Do we put this somewhere, expand on it, or do you tell me where to get lost with it?
I responded that since he's a doctor, I certainly won't quibble with his understanding of neurophysiology. All I (and millions of other women) needed, however, was ONE MORE REASON for our husbands to be jealous of the time we spend with our horses!
I also told him that I'd include this little tidbit in today's blog and see if it gets any sort of response. We haven't decided if it merits inclusion in the manuscript, however...
Considering Geoff's Book Cover
We received the preliminary cover art for "Geoff Teall on Riding Hunters, Jumpers and Equitation" today. I always feel a little presumptuous when I weigh in with my opinion on such things. It's not that I don't have an opinion. (I have opinions on nearly everything.) It's just that my opinion may not be the most informed one out there. Graphics and design aren't my thing. I'm aware of that. And so anything I venture must be taken with a liberal dose of salt.
I gave my two cents' worth -- it was certainly nice to be asked what I thought. But it's really up to Geoff and Trafalgar Square to make the final decision. That's fine. That's as it should be. I don't have to have the final word on everything in the project...
Things Could Be Worse
I had two teleseminars scheduled for yesterday (one with Terri and one with Geoff). Another one was scheduled with Dr. Warson this afternoon. We ran into unforeseen difficulties, however. Gary -- the guy who runs the bridge lines and does the recording -- was supposed to have angioplasty last Thursday. Unfortunately, he ended up having open heart surgery instead.

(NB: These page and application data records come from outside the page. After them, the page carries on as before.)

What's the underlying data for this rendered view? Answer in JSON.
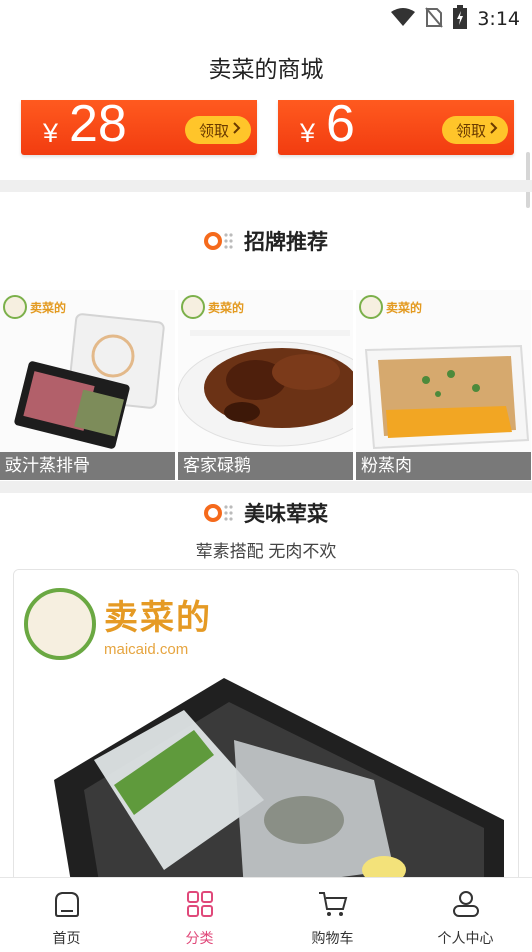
{
  "status_bar": {
    "time": "3:14"
  },
  "header": {
    "title": "卖菜的商城"
  },
  "coupons": [
    {
      "currency": "¥",
      "amount": "28",
      "button": "领取"
    },
    {
      "currency": "¥",
      "amount": "6",
      "button": "领取"
    }
  ],
  "sections": {
    "signature": {
      "title": "招牌推荐"
    },
    "veggie": {
      "title": "美味荤菜",
      "subtitle": "荤素搭配 无肉不欢"
    }
  },
  "featured": [
    {
      "caption": "豉汁蒸排骨",
      "brand": "卖菜的"
    },
    {
      "caption": "客家碌鹅",
      "brand": "卖菜的"
    },
    {
      "caption": "粉蒸肉",
      "brand": "卖菜的"
    }
  ],
  "big_card": {
    "brand": "卖菜的",
    "domain": "maicaid.com"
  },
  "nav": {
    "items": [
      {
        "label": "首页",
        "icon": "home-icon"
      },
      {
        "label": "分类",
        "icon": "category-grid-icon"
      },
      {
        "label": "购物车",
        "icon": "cart-icon"
      },
      {
        "label": "个人中心",
        "icon": "user-icon"
      }
    ],
    "active_index": 1
  },
  "colors": {
    "accent": "#f24e14",
    "coupon_button": "#ffc52a",
    "nav_active": "#e0497a"
  }
}
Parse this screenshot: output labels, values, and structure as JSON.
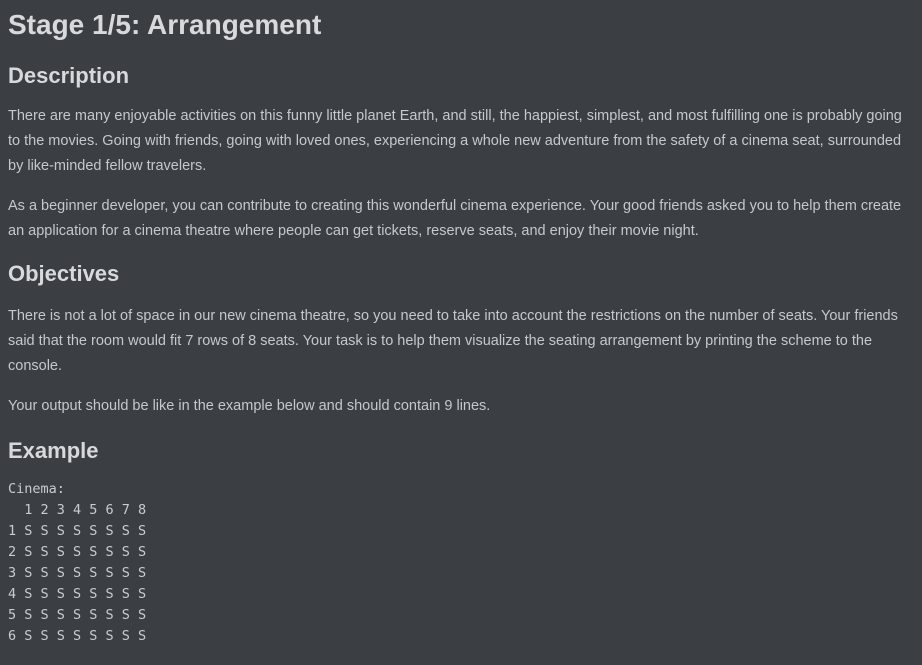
{
  "title": "Stage 1/5: Arrangement",
  "description": {
    "heading": "Description",
    "paragraphs": [
      "There are many enjoyable activities on this funny little planet Earth, and still, the happiest, simplest, and most fulfilling one is probably going to the movies. Going with friends, going with loved ones, experiencing a whole new adventure from the safety of a cinema seat, surrounded by like-minded fellow travelers.",
      "As a beginner developer, you can contribute to creating this wonderful cinema experience. Your good friends asked you to help them create an application for a cinema theatre where people can get tickets, reserve seats, and enjoy their movie night."
    ]
  },
  "objectives": {
    "heading": "Objectives",
    "paragraphs": [
      "There is not a lot of space in our new cinema theatre, so you need to take into account the restrictions on the number of seats. Your friends said that the room would fit 7 rows of 8 seats. Your task is to help them visualize the seating arrangement by printing the scheme to the console.",
      "Your output should be like in the example below and should contain 9 lines."
    ]
  },
  "example": {
    "heading": "Example",
    "code_lines": [
      "Cinema:",
      "  1 2 3 4 5 6 7 8",
      "1 S S S S S S S S",
      "2 S S S S S S S S",
      "3 S S S S S S S S",
      "4 S S S S S S S S",
      "5 S S S S S S S S",
      "6 S S S S S S S S"
    ]
  }
}
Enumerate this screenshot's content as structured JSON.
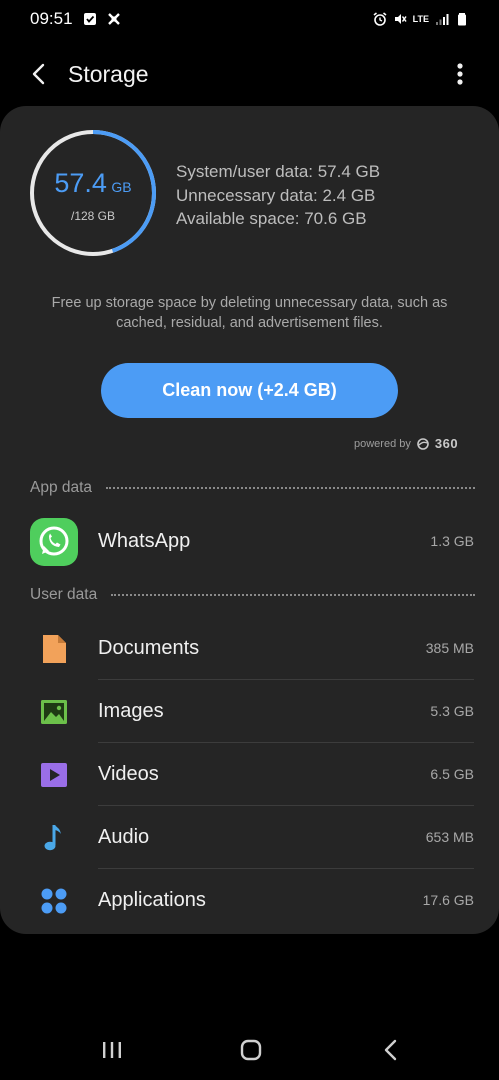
{
  "status_bar": {
    "time": "09:51",
    "network": "LTE"
  },
  "app_bar": {
    "title": "Storage"
  },
  "storage": {
    "used_value": "57.4",
    "used_unit": "GB",
    "total": "/128 GB",
    "used_fraction": 0.448,
    "system_user_data": "System/user data: 57.4 GB",
    "unnecessary_data": "Unnecessary data: 2.4 GB",
    "available_space": "Available space: 70.6 GB"
  },
  "cleanup": {
    "hint": "Free up storage space by deleting unnecessary data, such as cached, residual, and advertisement files.",
    "button_label": "Clean now (+2.4 GB)",
    "powered_by": "powered by",
    "brand": "360"
  },
  "app_data": {
    "label": "App data",
    "items": [
      {
        "name": "WhatsApp",
        "size": "1.3 GB",
        "icon": "whatsapp-icon"
      }
    ]
  },
  "user_data": {
    "label": "User data",
    "items": [
      {
        "name": "Documents",
        "size": "385 MB",
        "icon": "document-icon"
      },
      {
        "name": "Images",
        "size": "5.3 GB",
        "icon": "image-icon"
      },
      {
        "name": "Videos",
        "size": "6.5 GB",
        "icon": "video-icon"
      },
      {
        "name": "Audio",
        "size": "653 MB",
        "icon": "audio-icon"
      },
      {
        "name": "Applications",
        "size": "17.6 GB",
        "icon": "applications-icon"
      }
    ]
  },
  "colors": {
    "accent": "#4c9cf5",
    "card": "#252525",
    "background": "#000000",
    "documents": "#f2a25a",
    "images": "#6cc04a",
    "videos": "#9a6ee8",
    "audio": "#4aa8e8",
    "applications": "#4c9cf5",
    "whatsapp": "#4fce5d"
  }
}
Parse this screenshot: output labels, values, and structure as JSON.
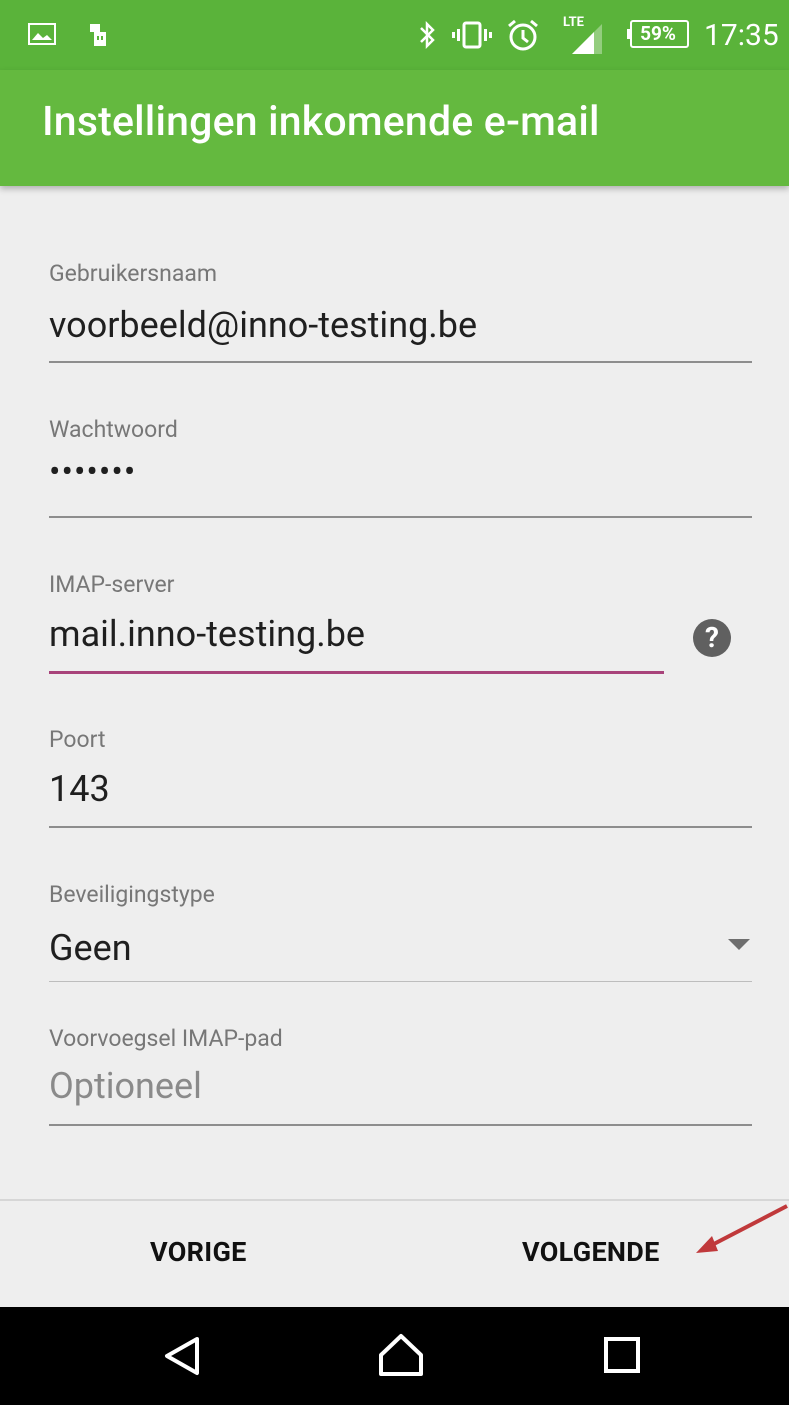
{
  "status_bar": {
    "time": "17:35",
    "battery_percent": "59%",
    "network": "LTE",
    "icons": [
      "image-icon",
      "usb-icon",
      "bluetooth-icon",
      "vibrate-icon",
      "alarm-icon",
      "signal-icon",
      "battery-icon"
    ]
  },
  "app_bar": {
    "title": "Instellingen inkomende e-mail",
    "color": "#64b93f"
  },
  "form": {
    "username": {
      "label": "Gebruikersnaam",
      "value": "voorbeeld@inno-testing.be"
    },
    "password": {
      "label": "Wachtwoord",
      "value": "•••••••"
    },
    "imap_server": {
      "label": "IMAP-server",
      "value": "mail.inno-testing.be",
      "accent_color": "#a8437a"
    },
    "port": {
      "label": "Poort",
      "value": "143"
    },
    "security_type": {
      "label": "Beveiligingstype",
      "value": "Geen"
    },
    "imap_path_prefix": {
      "label": "Voorvoegsel IMAP-pad",
      "placeholder": "Optioneel"
    }
  },
  "buttons": {
    "previous": "VORIGE",
    "next": "VOLGENDE"
  },
  "nav_bar": {
    "icons": [
      "back-icon",
      "home-icon",
      "recents-icon"
    ]
  },
  "annotation": {
    "arrow_color": "#c0393b",
    "points_to": "next-button"
  }
}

Amazingly, his wife called us from the hospital to apologize for the inconvenience! Poor guy. So, what was a mild glitch to me and my clients was literally a matter of life and death to him. We told him not to worry. He needs to focus on getting better, healing quickly, and not stressing. He'll contact us when he's up and running again.
I'm not in any hurry to find a new vendor or to do the teleseminars without him. I know what it's like to have medical issues interfere with work. I like this guy. We can wait.